Norway’s second-largest city, Bergen, with a port in the North Sea, is leading the way in implementing blue economy objectives. And Norway’s own sustainability targets are impressive. The country, famous for its fossil fuel (natural gas and oil) resources, plans to reduce its carbon footprint by more than 50% by 2030 and become climate neutral by 2050.
Bergen and its port may well become a model for more than one country on how efficient and beneficial the blue economy is. The Norwegian city, which is embracing its principles, has withstood the shock of the COVID-19 pandemic well despite its heavy reliance on tourists. It is also continuing its transformation projects, which involve cross-sector and cross-community collaboration, innovation, and investment.
Prepare to be surprised, but the Port of Bergen’s ultimate goal is not zero carbon dioxide (CO2) emissions. It is number two. Bergen’s first objective is precisely strong financial performance and profitability, so there is no doubt that the two points really do go together.

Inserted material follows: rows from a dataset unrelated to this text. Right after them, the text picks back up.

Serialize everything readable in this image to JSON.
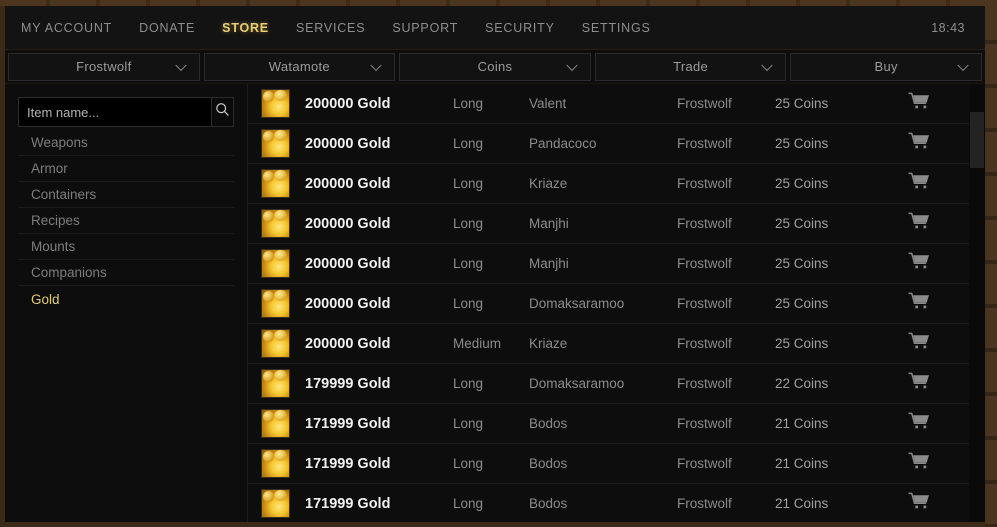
{
  "topnav": {
    "items": [
      {
        "label": "MY ACCOUNT",
        "active": false
      },
      {
        "label": "DONATE",
        "active": false
      },
      {
        "label": "STORE",
        "active": true
      },
      {
        "label": "SERVICES",
        "active": false
      },
      {
        "label": "SUPPORT",
        "active": false
      },
      {
        "label": "SECURITY",
        "active": false
      },
      {
        "label": "SETTINGS",
        "active": false
      }
    ],
    "clock": "18:43"
  },
  "filters": [
    {
      "name": "realm-filter",
      "value": "Frostwolf"
    },
    {
      "name": "guild-filter",
      "value": "Watamote"
    },
    {
      "name": "currency-filter",
      "value": "Coins"
    },
    {
      "name": "trade-filter",
      "value": "Trade"
    },
    {
      "name": "action-filter",
      "value": "Buy"
    }
  ],
  "sidebar": {
    "search": {
      "placeholder": "Item name...",
      "value": "",
      "icon": "search-icon"
    },
    "categories": [
      {
        "label": "Weapons",
        "active": false
      },
      {
        "label": "Armor",
        "active": false
      },
      {
        "label": "Containers",
        "active": false
      },
      {
        "label": "Recipes",
        "active": false
      },
      {
        "label": "Mounts",
        "active": false
      },
      {
        "label": "Companions",
        "active": false
      },
      {
        "label": "Gold",
        "active": true
      }
    ]
  },
  "table": {
    "cart_icon": "shopping-cart-icon",
    "item_icon": "gold-coins-icon",
    "rows": [
      {
        "item": "200000 Gold",
        "duration": "Long",
        "seller": "Valent",
        "realm": "Frostwolf",
        "price": "25 Coins"
      },
      {
        "item": "200000 Gold",
        "duration": "Long",
        "seller": "Pandacoco",
        "realm": "Frostwolf",
        "price": "25 Coins"
      },
      {
        "item": "200000 Gold",
        "duration": "Long",
        "seller": "Kriaze",
        "realm": "Frostwolf",
        "price": "25 Coins"
      },
      {
        "item": "200000 Gold",
        "duration": "Long",
        "seller": "Manjhi",
        "realm": "Frostwolf",
        "price": "25 Coins"
      },
      {
        "item": "200000 Gold",
        "duration": "Long",
        "seller": "Manjhi",
        "realm": "Frostwolf",
        "price": "25 Coins"
      },
      {
        "item": "200000 Gold",
        "duration": "Long",
        "seller": "Domaksaramoo",
        "realm": "Frostwolf",
        "price": "25 Coins"
      },
      {
        "item": "200000 Gold",
        "duration": "Medium",
        "seller": "Kriaze",
        "realm": "Frostwolf",
        "price": "25 Coins"
      },
      {
        "item": "179999 Gold",
        "duration": "Long",
        "seller": "Domaksaramoo",
        "realm": "Frostwolf",
        "price": "22 Coins"
      },
      {
        "item": "171999 Gold",
        "duration": "Long",
        "seller": "Bodos",
        "realm": "Frostwolf",
        "price": "21 Coins"
      },
      {
        "item": "171999 Gold",
        "duration": "Long",
        "seller": "Bodos",
        "realm": "Frostwolf",
        "price": "21 Coins"
      },
      {
        "item": "171999 Gold",
        "duration": "Long",
        "seller": "Bodos",
        "realm": "Frostwolf",
        "price": "21 Coins"
      }
    ]
  },
  "colors": {
    "accent": "#e8cf74",
    "panel_bg": "#0d0d0d",
    "frame": "#3b2a18",
    "muted_text": "#8c8c8c"
  }
}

Looking at Klaipėda Seaport, which is trying to solve the problem of the interrupted Belarusian and Russian cargo flow, it is clear that the principles of the blue economy are still only an aspiration for it. In fairness, it should be acknowledged that sustainability has never been a priority for the Port of Klaipėda, as it has focused on business development and relied on the stability of established relationships, upon the disappearance of which it was found that the port simply has no other scenario prepared.
There is no doubt that Klaipėda Port’s strategy and investments were not geared towards future solutions, especially in adapting to the Green Deal of the European Union (EU), which was ultimately determined by the climate crisis. However, what proportion of investment in the port has been directed towards alternative solutions: robotics, digitalisation of operations, pollution reduction?

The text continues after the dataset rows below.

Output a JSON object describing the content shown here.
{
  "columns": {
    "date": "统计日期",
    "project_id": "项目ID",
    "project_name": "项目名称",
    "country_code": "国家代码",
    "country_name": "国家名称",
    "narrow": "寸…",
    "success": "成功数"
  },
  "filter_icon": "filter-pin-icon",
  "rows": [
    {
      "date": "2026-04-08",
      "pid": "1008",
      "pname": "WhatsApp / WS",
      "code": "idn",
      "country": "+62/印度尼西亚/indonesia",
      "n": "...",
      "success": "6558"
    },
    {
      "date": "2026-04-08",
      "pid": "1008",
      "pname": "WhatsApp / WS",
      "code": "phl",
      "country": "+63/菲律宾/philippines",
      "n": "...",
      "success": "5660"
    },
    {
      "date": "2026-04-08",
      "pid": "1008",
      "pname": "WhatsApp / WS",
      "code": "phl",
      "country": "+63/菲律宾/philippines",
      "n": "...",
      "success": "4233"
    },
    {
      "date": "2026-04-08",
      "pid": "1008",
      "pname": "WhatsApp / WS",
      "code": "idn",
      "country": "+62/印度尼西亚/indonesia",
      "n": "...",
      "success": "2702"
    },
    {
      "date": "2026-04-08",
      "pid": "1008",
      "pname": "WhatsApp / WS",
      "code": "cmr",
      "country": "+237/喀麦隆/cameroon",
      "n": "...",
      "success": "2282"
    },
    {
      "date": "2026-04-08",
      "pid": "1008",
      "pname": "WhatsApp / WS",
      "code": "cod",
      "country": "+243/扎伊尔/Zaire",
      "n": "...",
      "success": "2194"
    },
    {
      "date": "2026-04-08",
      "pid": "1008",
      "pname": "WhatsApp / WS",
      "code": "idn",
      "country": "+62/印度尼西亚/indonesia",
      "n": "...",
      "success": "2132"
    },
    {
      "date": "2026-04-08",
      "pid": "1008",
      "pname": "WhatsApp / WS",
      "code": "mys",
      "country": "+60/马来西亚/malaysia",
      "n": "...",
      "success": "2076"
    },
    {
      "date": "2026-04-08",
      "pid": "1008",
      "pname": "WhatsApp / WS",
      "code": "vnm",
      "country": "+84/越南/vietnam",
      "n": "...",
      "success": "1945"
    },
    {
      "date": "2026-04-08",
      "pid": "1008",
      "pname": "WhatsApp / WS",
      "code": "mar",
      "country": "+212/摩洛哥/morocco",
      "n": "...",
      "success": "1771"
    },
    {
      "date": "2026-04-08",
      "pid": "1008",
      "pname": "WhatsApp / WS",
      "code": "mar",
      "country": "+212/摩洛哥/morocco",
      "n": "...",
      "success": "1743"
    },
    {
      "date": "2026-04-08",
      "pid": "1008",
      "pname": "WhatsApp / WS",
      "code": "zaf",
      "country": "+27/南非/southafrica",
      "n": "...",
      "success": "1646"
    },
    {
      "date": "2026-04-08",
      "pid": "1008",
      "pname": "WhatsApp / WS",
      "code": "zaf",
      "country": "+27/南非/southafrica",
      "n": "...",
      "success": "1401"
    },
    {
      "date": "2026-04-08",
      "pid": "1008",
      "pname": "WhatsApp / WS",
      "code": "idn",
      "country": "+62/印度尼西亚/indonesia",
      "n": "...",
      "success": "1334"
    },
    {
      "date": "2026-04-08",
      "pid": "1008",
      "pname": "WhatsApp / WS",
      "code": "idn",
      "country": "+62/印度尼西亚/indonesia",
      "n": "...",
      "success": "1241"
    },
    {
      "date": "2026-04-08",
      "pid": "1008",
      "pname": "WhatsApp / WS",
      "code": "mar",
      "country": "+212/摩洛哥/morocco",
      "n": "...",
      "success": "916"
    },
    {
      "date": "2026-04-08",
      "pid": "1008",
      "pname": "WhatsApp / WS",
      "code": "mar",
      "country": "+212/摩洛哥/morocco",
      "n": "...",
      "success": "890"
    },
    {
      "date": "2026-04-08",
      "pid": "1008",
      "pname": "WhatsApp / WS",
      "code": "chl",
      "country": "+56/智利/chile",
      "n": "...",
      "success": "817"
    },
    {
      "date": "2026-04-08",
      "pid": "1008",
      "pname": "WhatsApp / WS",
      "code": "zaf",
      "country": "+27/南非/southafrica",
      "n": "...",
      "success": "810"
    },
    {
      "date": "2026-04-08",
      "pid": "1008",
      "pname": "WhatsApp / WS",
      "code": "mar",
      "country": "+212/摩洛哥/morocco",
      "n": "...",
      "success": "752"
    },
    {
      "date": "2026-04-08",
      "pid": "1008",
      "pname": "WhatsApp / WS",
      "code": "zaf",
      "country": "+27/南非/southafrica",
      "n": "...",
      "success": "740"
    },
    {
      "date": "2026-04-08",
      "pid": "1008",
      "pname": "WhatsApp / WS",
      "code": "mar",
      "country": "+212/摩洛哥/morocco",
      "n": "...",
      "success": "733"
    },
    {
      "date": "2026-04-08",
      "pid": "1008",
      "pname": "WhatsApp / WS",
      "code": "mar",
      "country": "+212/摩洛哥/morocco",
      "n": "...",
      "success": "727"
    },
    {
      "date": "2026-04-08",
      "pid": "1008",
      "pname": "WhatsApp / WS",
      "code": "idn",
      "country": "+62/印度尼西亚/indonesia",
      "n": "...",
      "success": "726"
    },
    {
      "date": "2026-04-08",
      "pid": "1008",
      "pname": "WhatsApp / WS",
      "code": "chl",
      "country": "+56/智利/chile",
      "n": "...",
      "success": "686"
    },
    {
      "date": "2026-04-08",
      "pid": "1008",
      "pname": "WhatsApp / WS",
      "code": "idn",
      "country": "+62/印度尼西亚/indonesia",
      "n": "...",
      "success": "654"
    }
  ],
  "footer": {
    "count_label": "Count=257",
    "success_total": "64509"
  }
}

It is clear that Klaipėda has also lacked an open and intensive dialogue between the port, its controlling authorities, the companies operating in the port, the city, and the communities. Therefore, the Green Concept of the port, which is also of a recommendatory nature, has so far failed to convince either local residents or national policymakers. The municipal government is blocking new plans for potentially polluting cargo handling by private companies, which is a serious signal that the public’s patience is wearing thin.
A seaport is a complex piece of engineering infrastructure, with land roads and railways running into it, cargo arriving and departing, and ships are arriving and departing. Successful examples of seaports in other countries show that it is not enough for a seaport to produce its own solar panels for electricity simply or to develop a non-committal concept.

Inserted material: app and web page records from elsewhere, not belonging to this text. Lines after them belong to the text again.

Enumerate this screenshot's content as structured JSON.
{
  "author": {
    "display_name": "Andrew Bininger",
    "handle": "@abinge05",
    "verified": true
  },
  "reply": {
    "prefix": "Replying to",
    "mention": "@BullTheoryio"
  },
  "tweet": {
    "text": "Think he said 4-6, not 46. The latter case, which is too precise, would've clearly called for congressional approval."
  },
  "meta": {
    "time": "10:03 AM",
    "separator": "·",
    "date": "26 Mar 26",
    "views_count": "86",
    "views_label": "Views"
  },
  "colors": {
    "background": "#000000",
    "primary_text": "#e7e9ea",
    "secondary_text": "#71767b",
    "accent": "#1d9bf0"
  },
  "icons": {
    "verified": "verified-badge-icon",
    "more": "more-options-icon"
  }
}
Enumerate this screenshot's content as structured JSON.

Unlike Europe, the US has not declared a national carbon neutrality target. And yet, the US Port of Long Beach, considered one of the greenest in the US, or the main gateway for trade between the country and Asia, confirmed its Green Fleet policy back in 2006 and its commitment to procure a fleet of vehicles that is 100% carbon neutral (CO2) by 2030.
In addition, the seaport has consistently and deliberately promoted the replacement of polluting lorries and, together with the nearby Port of Los Angeles, has since April introduced a charge of up to USD 20 per loaded container entering or leaving the port. Only green zero-emission lorries are exempt from this charge.
Maritime transport emits about 940 million tonnes of CO2 each year, or about 2.5% of global greenhouse gas emissions. The International Maritime Organisation (IMO) has set a target to reduce CO2 emissions from shipping by at least 50% by 2050. The EU ETS Directive stresses the need for action on ship emissions as well, and the EU’s Green Deal will also encourage fundamental change in the sector.
In our country, railways are being electrified, and road transport companies are also looking to electric, LNG-powered lorries to become less polluting. Hydrogen is another fuel of the future, and Germany is developing refuelling stations mainly for heavy transport. For the logistics sector alone, the future direction of the port would be more clearly defined by knowing whether it will be possible to recharge modern vehicles on arrival with the next generation of fuels. The type of green pricing or other measures that will be used in the seaport to encourage or motivate change is crucial. And not just for this sector, but for all partners.
Far from being an obligation or an expense, the path to sustainability is an opportunity to increase operational efficiency, save resources, and improve reputation and relationships. There is no other way, and it requires a change of mindset and a decision on where Klaipėda Seaport can fit in the modern world.